Probability
Probability is the branch of mathematics concerning numerical descriptions of how likely an Event (probability theory), event is to occur, or how likely it is that a proposition is true. The probability of an event is a number between 0 and 1, where, roughly speaking, 0 indicates impossibility of the event and 1 indicates certainty."Kendall's Advanced Theory of Statistics, Volume 1: Distribution Theory", Alan Stuart and Keith Ord, 6th Ed, (2009), .William Feller, ''An Introduction to Probability Theory and Its Applications'', (Vol 1), 3rd Ed, (1968), Wiley, . The higher the probability of an event, the more likely it is that the event will occur. A simple example is the tossing of a fair (unbiased) coin. Since the coin is fair, the two outcomes ("heads" and "tails") are both equally probable; the probability of "heads" equals the probability of "tails"; and since no other outcomes are possible, the probability of either "heads" or "tails" is 1/2 (which could also be written ... [...More Info...] [...Related Items...] OR: [Wikipedia] [Google] [Baidu] 

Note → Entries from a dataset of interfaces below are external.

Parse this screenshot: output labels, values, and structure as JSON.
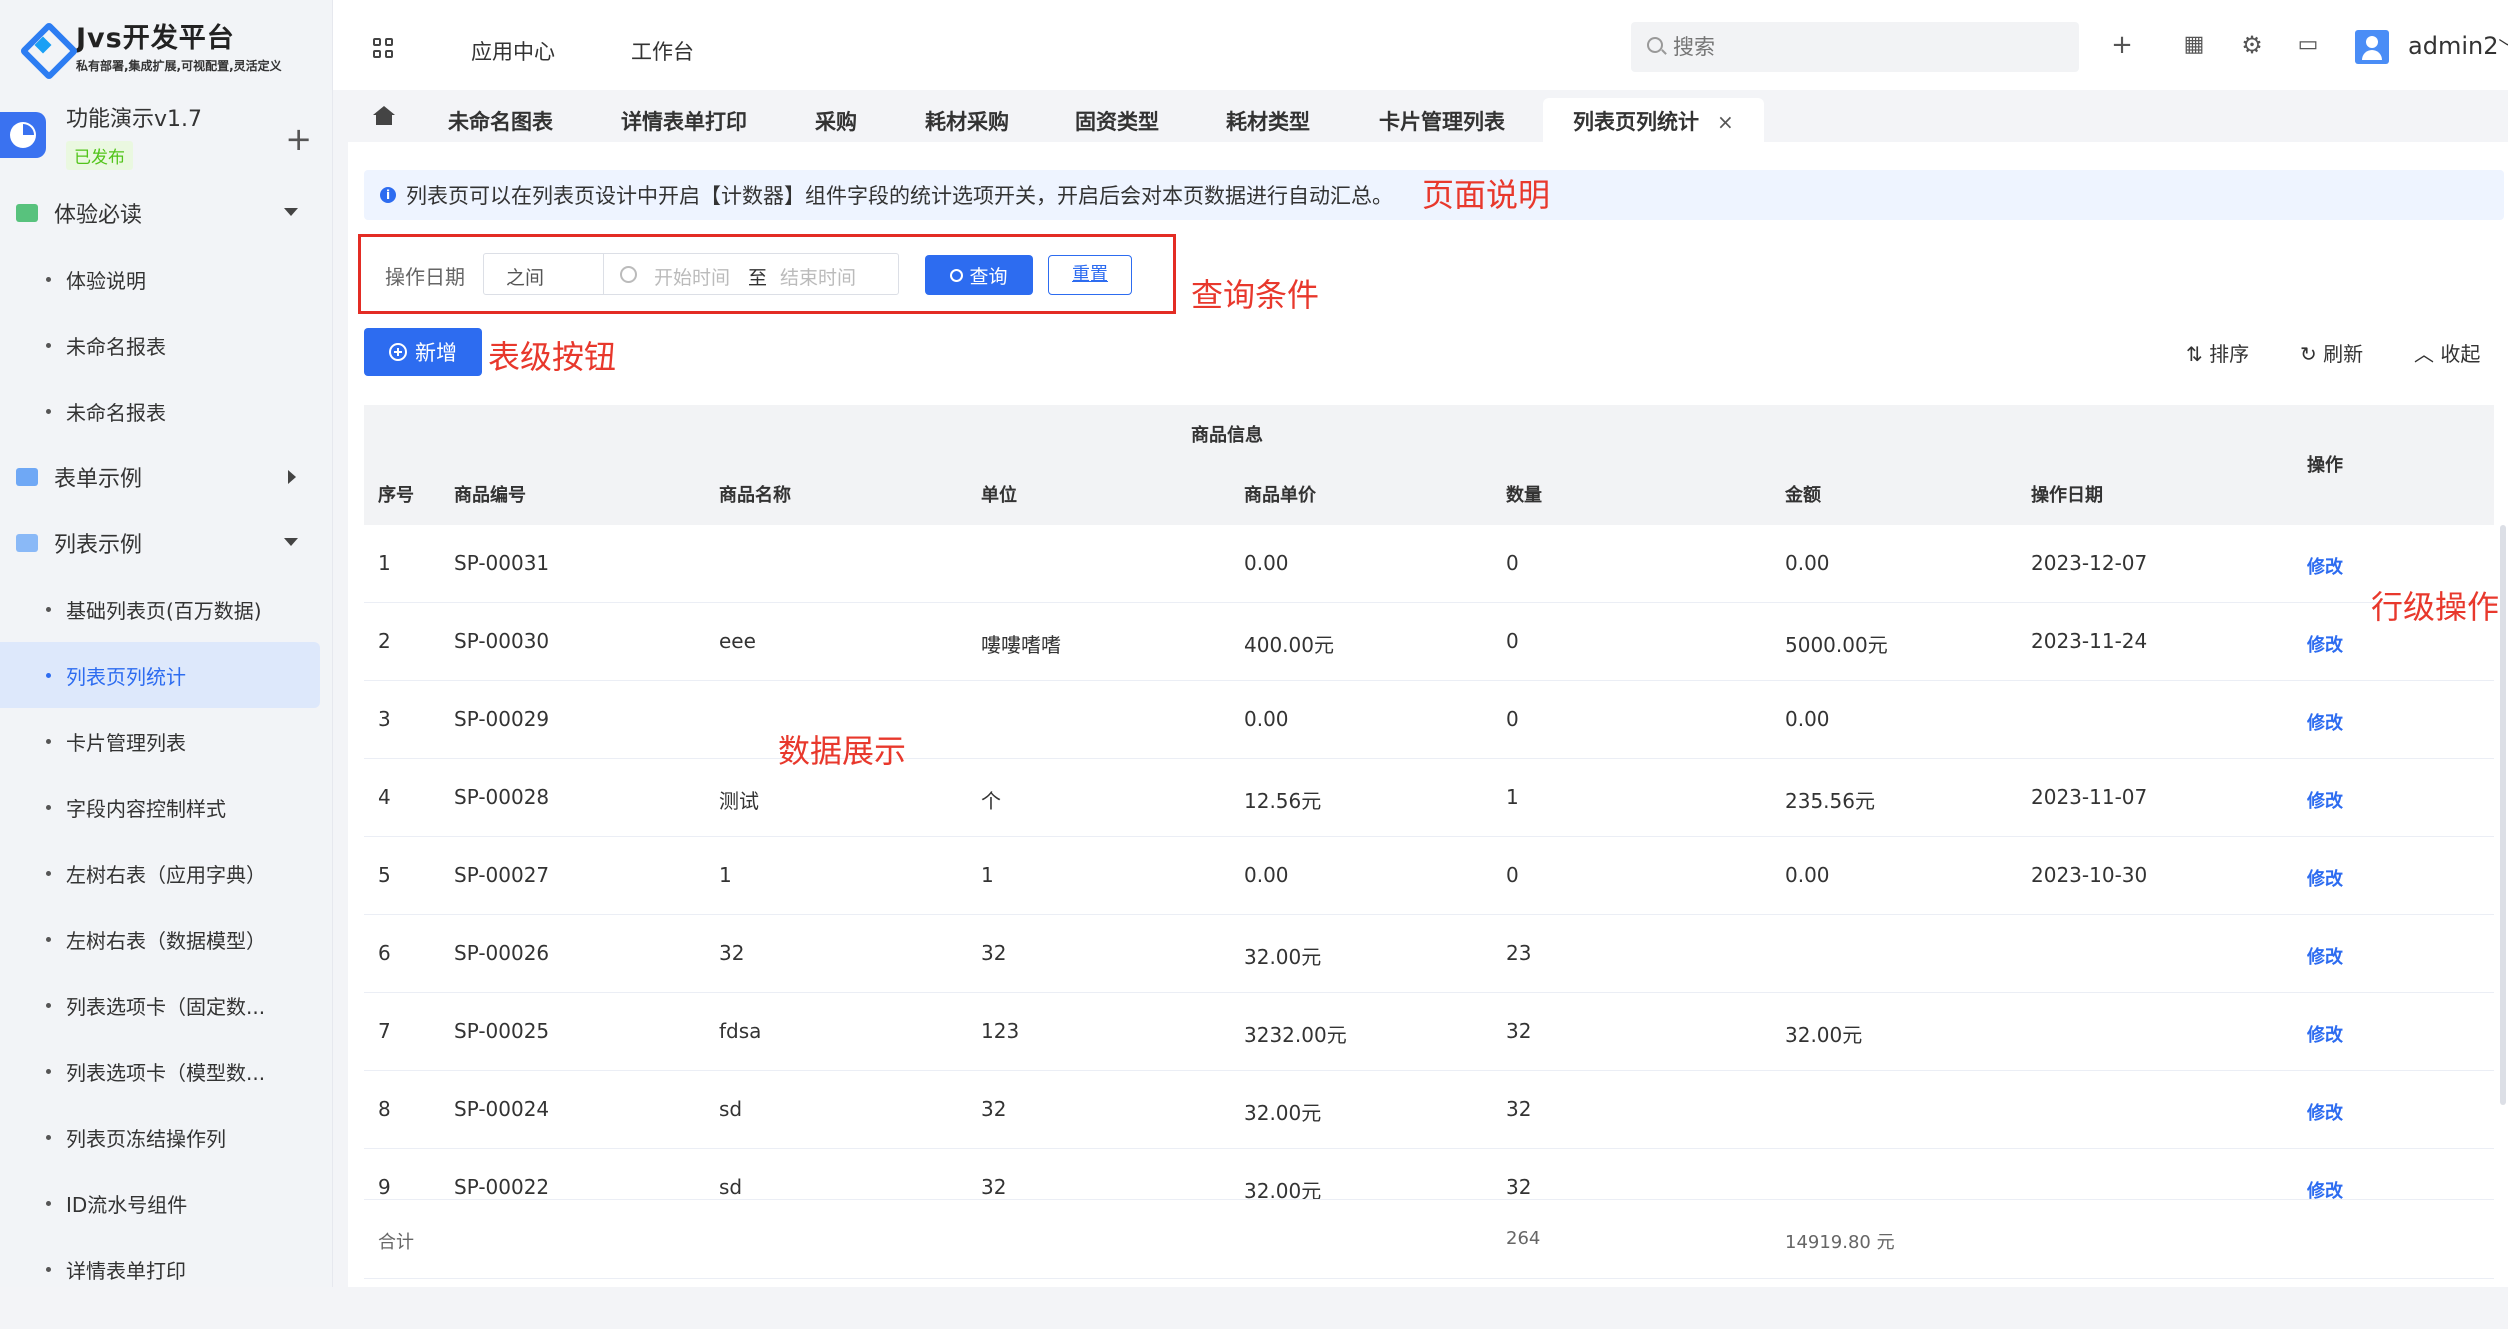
{
  "logo": {
    "title": "Jvs开发平台",
    "subtitle": "私有部署,集成扩展,可视配置,灵活定义"
  },
  "app": {
    "name": "功能演示v1.7",
    "badge": "已发布"
  },
  "sidebar": {
    "groups": [
      {
        "label": "体验必读",
        "items": [
          "体验说明",
          "未命名报表",
          "未命名报表"
        ]
      },
      {
        "label": "表单示例",
        "items": []
      },
      {
        "label": "列表示例",
        "items": [
          "基础列表页(百万数据)",
          "列表页列统计",
          "卡片管理列表",
          "字段内容控制样式",
          "左树右表（应用字典）",
          "左树右表（数据模型）",
          "列表选项卡（固定数...",
          "列表选项卡（模型数...",
          "列表页冻结操作列",
          "ID流水号组件",
          "详情表单打印"
        ]
      }
    ]
  },
  "topbar": {
    "nav": [
      "应用中心",
      "工作台"
    ],
    "search_placeholder": "搜索",
    "username": "admin2",
    "icons": [
      "plus-icon",
      "apps-icon",
      "gear-icon",
      "message-icon"
    ]
  },
  "tabs": [
    "未命名图表",
    "详情表单打印",
    "采购",
    "耗材采购",
    "固资类型",
    "耗材类型",
    "卡片管理列表",
    "列表页列统计"
  ],
  "active_tab_close": "×",
  "notice": "列表页可以在列表页设计中开启【计数器】组件字段的统计选项开关，开启后会对本页数据进行自动汇总。",
  "annotations": {
    "page_desc": "页面说明",
    "query": "查询条件",
    "table_buttons": "表级按钮",
    "row_ops": "行级操作",
    "data_display": "数据展示"
  },
  "query": {
    "label": "操作日期",
    "mode": "之间",
    "start_placeholder": "开始时间",
    "to": "至",
    "end_placeholder": "结束时间",
    "search_btn": "查询",
    "reset_btn": "重置"
  },
  "toolbar": {
    "add": "新增",
    "sort": "排序",
    "refresh": "刷新",
    "collapse": "收起"
  },
  "table": {
    "group_header": "商品信息",
    "headers": [
      "序号",
      "商品编号",
      "商品名称",
      "单位",
      "商品单价",
      "数量",
      "金额",
      "操作日期",
      "操作"
    ],
    "edit_label": "修改",
    "rows": [
      [
        "1",
        "SP-00031",
        "",
        "",
        "0.00",
        "0",
        "0.00",
        "2023-12-07"
      ],
      [
        "2",
        "SP-00030",
        "eee",
        "嘍嘍嗜嗜",
        "400.00元",
        "0",
        "5000.00元",
        "2023-11-24"
      ],
      [
        "3",
        "SP-00029",
        "",
        "",
        "0.00",
        "0",
        "0.00",
        ""
      ],
      [
        "4",
        "SP-00028",
        "测试",
        "个",
        "12.56元",
        "1",
        "235.56元",
        "2023-11-07"
      ],
      [
        "5",
        "SP-00027",
        "1",
        "1",
        "0.00",
        "0",
        "0.00",
        "2023-10-30"
      ],
      [
        "6",
        "SP-00026",
        "32",
        "32",
        "32.00元",
        "23",
        "",
        ""
      ],
      [
        "7",
        "SP-00025",
        "fdsa",
        "123",
        "3232.00元",
        "32",
        "32.00元",
        ""
      ],
      [
        "8",
        "SP-00024",
        "sd",
        "32",
        "32.00元",
        "32",
        "",
        ""
      ],
      [
        "9",
        "SP-00022",
        "sd",
        "32",
        "32.00元",
        "32",
        "",
        ""
      ]
    ],
    "total": {
      "label": "合计",
      "quantity": "264",
      "amount": "14919.80 元"
    }
  }
}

Actuarial Present Value
The actuarial present value (APV) is the expected value of the present value of a contingent cash flow stream (i.e. a series of payments which may or may not be made). Actuarial present values are typically calculated for the benefitpayment or series of payments associated with life insurance and life annuities. The probability of a future payment is based on assumptions about the person's future mortality which is typically estimated using a life table. Life insurance Whole life insurance pays a predetermined benefit either at or soon after the insured's death. The symbol ''(x)'' is used to denote "a life aged ''x''" where ''x'' is a nonrandom parameter that is assumed to be greater than zero. The actuarial present value of one unit of whole life insurance issued to ''(x)'' is denoted by the symbol \,A_x or \,\overline_x in actuarial notation. Let ''G>0'' (the "age at death") be the random variable that models the age at which an individual, such as ''(x)'', will die. And let ... [...More Info...] [...Related Items...] OR: [Wikipedia] [Google] [Baidu] 

Valuation (finance)
In finance, valuation is the process of determining the present value (PV) of an asset. In a business context, it is often the hypothetical price that a third party would pay for a given asset. Valuations can be done on assets (for example, investments in marketable securities such as companies' shares and related rights, business enterprises, or intangible assets such as patents, data and trademarks) or on liabilities (e.g., bonds issued by a company). Valuations are needed for many reasons such as investment analysis, capital budgeting, merger and acquisition transactions, financial reporting, taxable events to determine the proper tax liability. Valuation overview Common terms for the value of an asset or liability are market value, fair value, and Intrinsic value (finance), intrinsic value. The meanings of these terms differ. For instance, when an analyst believes a stock's intrinsic value is greater (or less) than its market price, an analyst makes a "buy" (or "sell") reco ... [...More Info...] [...Related Items...] OR: [Wikipedia] [Google] [Baidu]